§ **PROBLEM DETAILS**
Report each line from the records where the string "Placepoint" turns up.

§ **SOURCE RECORDS**
• • • •

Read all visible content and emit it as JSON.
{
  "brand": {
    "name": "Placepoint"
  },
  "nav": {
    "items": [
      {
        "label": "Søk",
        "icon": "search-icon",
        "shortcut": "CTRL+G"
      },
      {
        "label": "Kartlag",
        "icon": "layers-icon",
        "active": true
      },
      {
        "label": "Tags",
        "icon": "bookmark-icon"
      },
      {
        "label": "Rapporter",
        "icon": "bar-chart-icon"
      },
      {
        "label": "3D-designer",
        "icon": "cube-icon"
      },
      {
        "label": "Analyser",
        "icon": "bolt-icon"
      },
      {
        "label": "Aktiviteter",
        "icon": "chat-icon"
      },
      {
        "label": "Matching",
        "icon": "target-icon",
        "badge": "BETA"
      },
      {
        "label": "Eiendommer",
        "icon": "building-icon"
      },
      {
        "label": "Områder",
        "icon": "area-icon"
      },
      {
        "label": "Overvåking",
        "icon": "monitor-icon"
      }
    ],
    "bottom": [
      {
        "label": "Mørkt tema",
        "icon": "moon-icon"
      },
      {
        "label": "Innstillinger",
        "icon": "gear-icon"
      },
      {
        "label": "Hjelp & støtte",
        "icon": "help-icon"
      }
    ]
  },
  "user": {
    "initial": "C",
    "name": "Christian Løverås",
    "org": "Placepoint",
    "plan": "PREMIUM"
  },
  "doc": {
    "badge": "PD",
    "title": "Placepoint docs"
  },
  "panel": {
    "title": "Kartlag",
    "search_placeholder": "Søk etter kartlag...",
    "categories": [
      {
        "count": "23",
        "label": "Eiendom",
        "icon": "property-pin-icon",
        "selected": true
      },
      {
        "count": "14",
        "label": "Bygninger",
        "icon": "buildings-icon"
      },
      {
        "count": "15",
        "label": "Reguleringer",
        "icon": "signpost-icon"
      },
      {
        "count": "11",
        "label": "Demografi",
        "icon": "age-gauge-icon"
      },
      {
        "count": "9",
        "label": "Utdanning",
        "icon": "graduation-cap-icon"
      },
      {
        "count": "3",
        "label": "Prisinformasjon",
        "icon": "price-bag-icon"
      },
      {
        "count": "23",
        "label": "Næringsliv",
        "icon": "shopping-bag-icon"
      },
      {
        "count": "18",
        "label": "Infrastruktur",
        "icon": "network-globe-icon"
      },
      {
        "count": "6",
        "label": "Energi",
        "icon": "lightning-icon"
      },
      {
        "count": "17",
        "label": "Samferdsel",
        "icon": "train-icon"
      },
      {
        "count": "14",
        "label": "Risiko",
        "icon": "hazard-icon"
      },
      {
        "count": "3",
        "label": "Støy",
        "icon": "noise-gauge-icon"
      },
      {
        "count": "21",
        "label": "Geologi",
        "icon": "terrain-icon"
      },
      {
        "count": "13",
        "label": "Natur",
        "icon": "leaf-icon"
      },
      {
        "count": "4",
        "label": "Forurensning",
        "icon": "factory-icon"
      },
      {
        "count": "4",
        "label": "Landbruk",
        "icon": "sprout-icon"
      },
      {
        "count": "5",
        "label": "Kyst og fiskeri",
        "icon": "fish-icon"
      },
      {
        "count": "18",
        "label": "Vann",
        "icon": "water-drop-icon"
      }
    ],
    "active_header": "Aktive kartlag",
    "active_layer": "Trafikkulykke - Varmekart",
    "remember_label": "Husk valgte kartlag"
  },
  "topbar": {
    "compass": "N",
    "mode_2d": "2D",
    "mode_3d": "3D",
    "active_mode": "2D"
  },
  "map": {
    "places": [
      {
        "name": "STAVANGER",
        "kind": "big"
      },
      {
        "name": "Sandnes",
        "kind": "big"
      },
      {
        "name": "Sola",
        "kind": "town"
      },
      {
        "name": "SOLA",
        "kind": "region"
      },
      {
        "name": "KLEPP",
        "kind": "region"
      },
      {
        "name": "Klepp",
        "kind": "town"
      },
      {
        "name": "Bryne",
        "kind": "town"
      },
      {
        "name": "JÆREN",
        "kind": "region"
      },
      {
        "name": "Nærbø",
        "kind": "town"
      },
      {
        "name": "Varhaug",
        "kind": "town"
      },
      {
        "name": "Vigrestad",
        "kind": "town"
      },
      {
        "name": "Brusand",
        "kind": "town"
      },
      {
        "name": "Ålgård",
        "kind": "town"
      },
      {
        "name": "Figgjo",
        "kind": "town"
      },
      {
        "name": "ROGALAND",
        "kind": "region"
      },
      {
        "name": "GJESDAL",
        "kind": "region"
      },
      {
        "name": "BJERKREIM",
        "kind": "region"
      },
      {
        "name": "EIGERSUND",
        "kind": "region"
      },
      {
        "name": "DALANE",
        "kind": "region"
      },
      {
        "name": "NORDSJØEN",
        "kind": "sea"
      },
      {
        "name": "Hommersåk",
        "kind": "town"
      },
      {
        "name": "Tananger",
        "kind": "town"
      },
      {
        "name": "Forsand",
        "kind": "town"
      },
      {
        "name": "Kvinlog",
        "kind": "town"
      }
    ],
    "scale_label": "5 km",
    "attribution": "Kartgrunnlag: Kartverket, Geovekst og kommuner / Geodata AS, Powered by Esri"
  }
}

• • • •

§ **RESULT OF THE TASK**
    "name": "Placepoint"
    "org": "Placepoint",
    "title": "Placepoint docs"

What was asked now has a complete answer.